In the sweat of thy face shalt thou eat bread, till thou return unto the ground; for out of it wast thou taken; for dust thou art, and unto dust shalt thou return. Genesis 3:19
To build from the ground and to return to the ground, the story of this shed is the story of the communities that built it, the groups that will use it that learn from it and inspired to go on to tell the story of a shed. The ambition was to use clay, sand, straw and wood to work as a community to build a shelter with our hands. To engage individuals that had no building experience with materials from their immediate environment, encouraging our natural instinct to build a home.
The Soil Culture Forum was one such community that had a significant impact not only on the build but the people involved. Building, digging, stamping, cobbing, sharing ideas and techniques across a diverse community, the legacy lives on in the walls. Some of the volunteers have been encouraged to build their own homes. There is talk of cob bus shelters on campus. The field is now a hub for growing your own veg, of composting all the kitchen waste from the 250 student kitchens. Courses from the four different colleges on campus have come forward to work together to use the space for drawing, architecture, renewable energy, performance, Art and activism.

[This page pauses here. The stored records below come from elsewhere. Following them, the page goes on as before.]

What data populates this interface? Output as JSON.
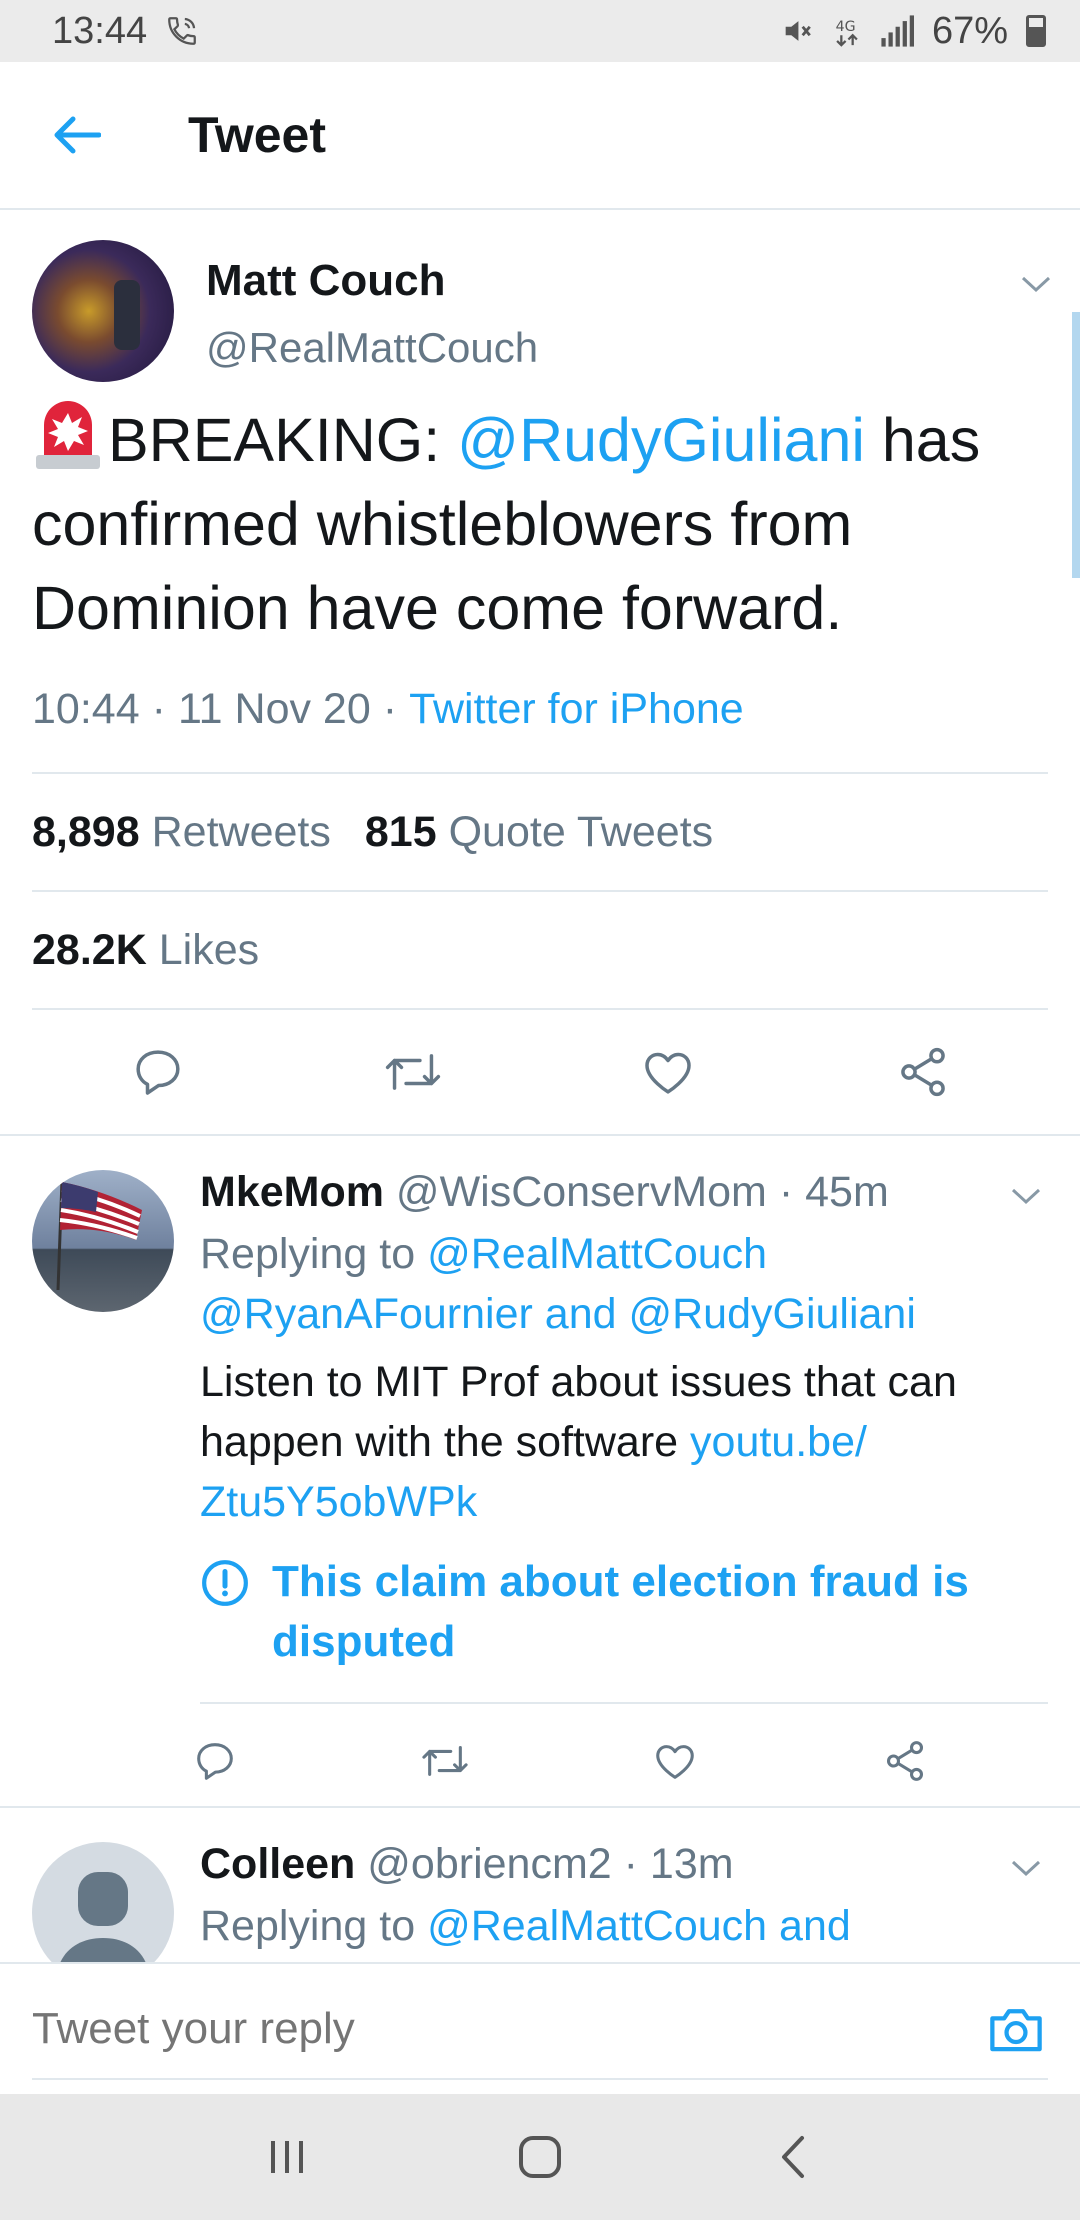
{
  "status_bar": {
    "time": "13:44",
    "battery": "67%"
  },
  "app_bar": {
    "title": "Tweet"
  },
  "main_tweet": {
    "name": "Matt Couch",
    "handle": "@RealMattCouch",
    "text_prefix": "BREAKING: ",
    "mention": "@RudyGiuliani",
    "text_suffix": " has confirmed whistleblowers from Dominion have come forward.",
    "time": "10:44",
    "date": "11 Nov 20",
    "source": "Twitter for iPhone",
    "retweets_count": "8,898",
    "retweets_label": "Retweets",
    "quotes_count": "815",
    "quotes_label": "Quote Tweets",
    "likes_count": "28.2K",
    "likes_label": "Likes"
  },
  "replies": [
    {
      "name": "MkeMom",
      "handle": "@WisConservMom",
      "age": "45m",
      "replying_prefix": "Replying to ",
      "replying_line1": "@RealMattCouch",
      "replying_line2": "@RyanAFournier and @RudyGiuliani",
      "text": "Listen to MIT Prof about issues that can happen with the software ",
      "link_line1": "youtu.be/",
      "link_line2": "Ztu5Y5obWPk",
      "notice": "This claim about election fraud is disputed"
    },
    {
      "name": "Colleen",
      "handle": "@obriencm2",
      "age": "13m",
      "replying_prefix": "Replying to ",
      "replying_line1": "@RealMattCouch and"
    }
  ],
  "composer": {
    "placeholder": "Tweet your reply"
  },
  "colors": {
    "accent": "#1da1f2",
    "secondary_text": "#657786",
    "divider": "#e1e8ed"
  },
  "icons": [
    "phone-call-icon",
    "mute-icon",
    "data-icon",
    "signal-icon",
    "battery-icon",
    "back-arrow-icon",
    "chevron-down-icon",
    "siren-emoji",
    "reply-icon",
    "retweet-icon",
    "like-icon",
    "share-icon",
    "info-icon",
    "camera-icon",
    "recents-icon",
    "home-icon",
    "nav-back-icon"
  ]
}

The shed has become a small but significant voice in larger conversations of sustainable design and what sustainable education looks like and if we have to move to a larger field the walls will compost down and we’ll grow potatoes.